The Cranston Board of Canvassers voted unanimously today to uphold the , who hoped to run for a citywide City Council seat in the upcoming election.
The signatures were disqualified after the canvassers spotted an irregularity on Tomlins' papers. It turns out that he photocopied a blank signature sheet that included the official certifying time stamp by the canvassing authority. Election laws require copies of sheets be re-stamped and he didn't get the copies properly certified.
As a result, Tomlins falls 11 signatures short of qualifying for a spot on the ballot in November. Citywide candidates must obtain 200 signatures for ballot placement.
At the hearing, Tomlins said the mistake was an honest error and said he would appeal on constitutional grounds.
"These people signed the form in good faith," Tomlins said, noting that the certification stamp requirement was wedged into the law books in the late 80s and nobody, not even Secretary of State Ralph Mollis could tell him who submitted the legislation and for what reason. "When these people signed, they had no idea their signatures wouldn't count."
Tomlins said he made the copies when he was running around the city trying to get as many signatures as possible. It was a Saturday right before the deadline and "there was no one available," Tomlins said.
Board member Edward J. Lemoi said maybe the intention of the law was to prevent someone from taking signature sheets from Providence, copying them and submitting them to Cranston, for example.
Board Chairman Joseph A. DeLorenzo Jr. said in light of the fact law reads signature forms need to be timestamped, the board couldn't waive state law and allow the signatures to be counted.
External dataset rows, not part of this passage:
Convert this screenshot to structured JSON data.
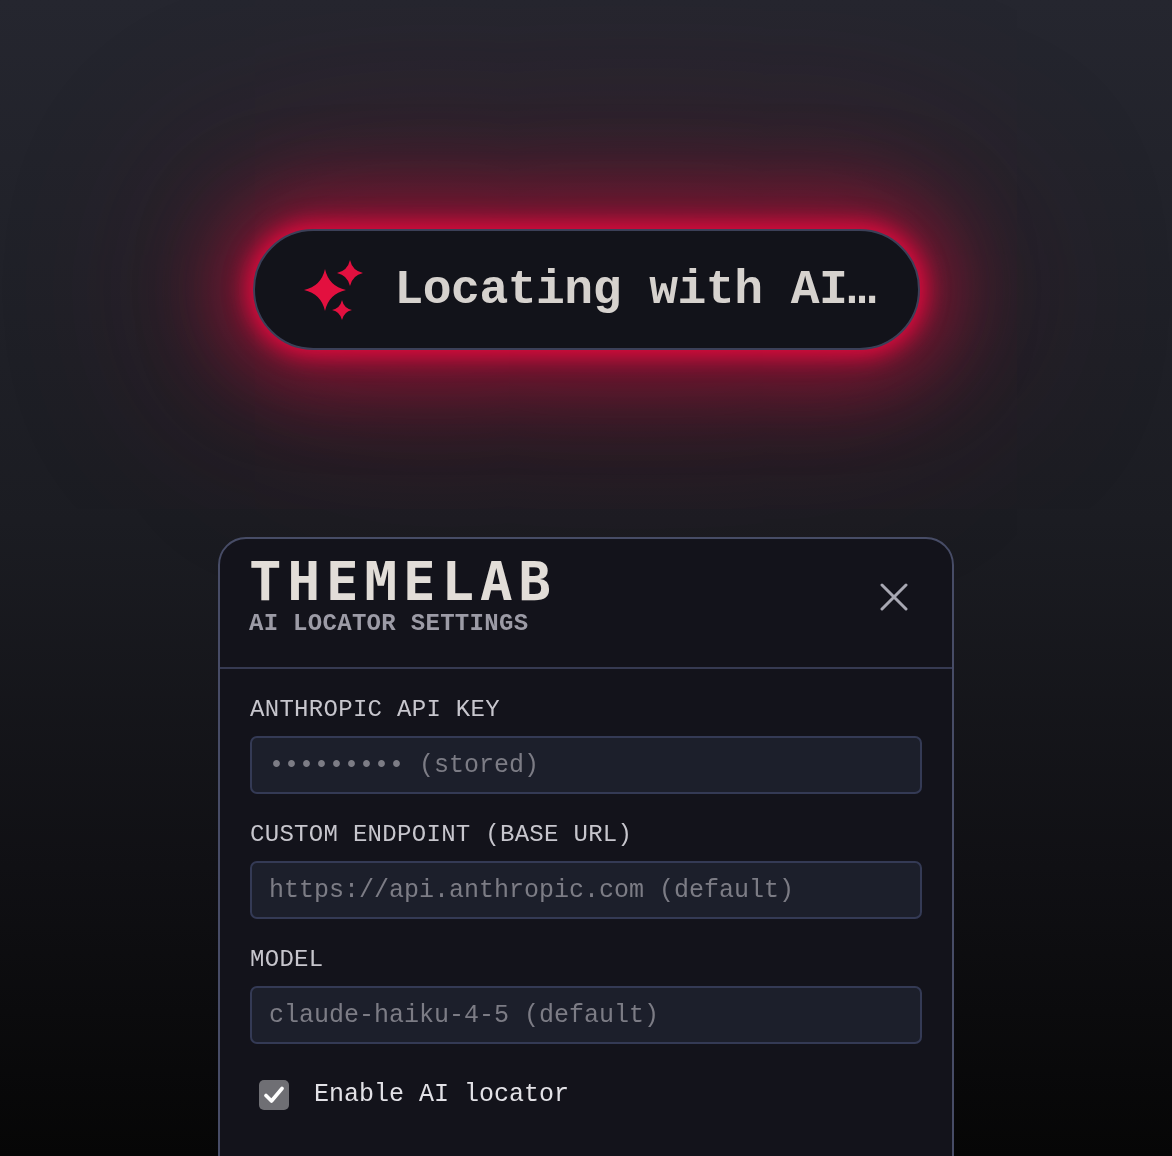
{
  "status_pill": {
    "label": "Locating with AI…"
  },
  "panel": {
    "title": "THEMELAB",
    "subtitle": "AI LOCATOR SETTINGS"
  },
  "fields": [
    {
      "label": "ANTHROPIC API KEY",
      "placeholder": "••••••••• (stored)"
    },
    {
      "label": "CUSTOM ENDPOINT (BASE URL)",
      "placeholder": "https://api.anthropic.com (default)"
    },
    {
      "label": "MODEL",
      "placeholder": "claude-haiku-4-5 (default)"
    }
  ],
  "checkbox": {
    "label": "Enable AI locator",
    "checked": true
  }
}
"If it were a rule or something this board put together then we could, but we have no right to waive the state law," DeLorenzo said.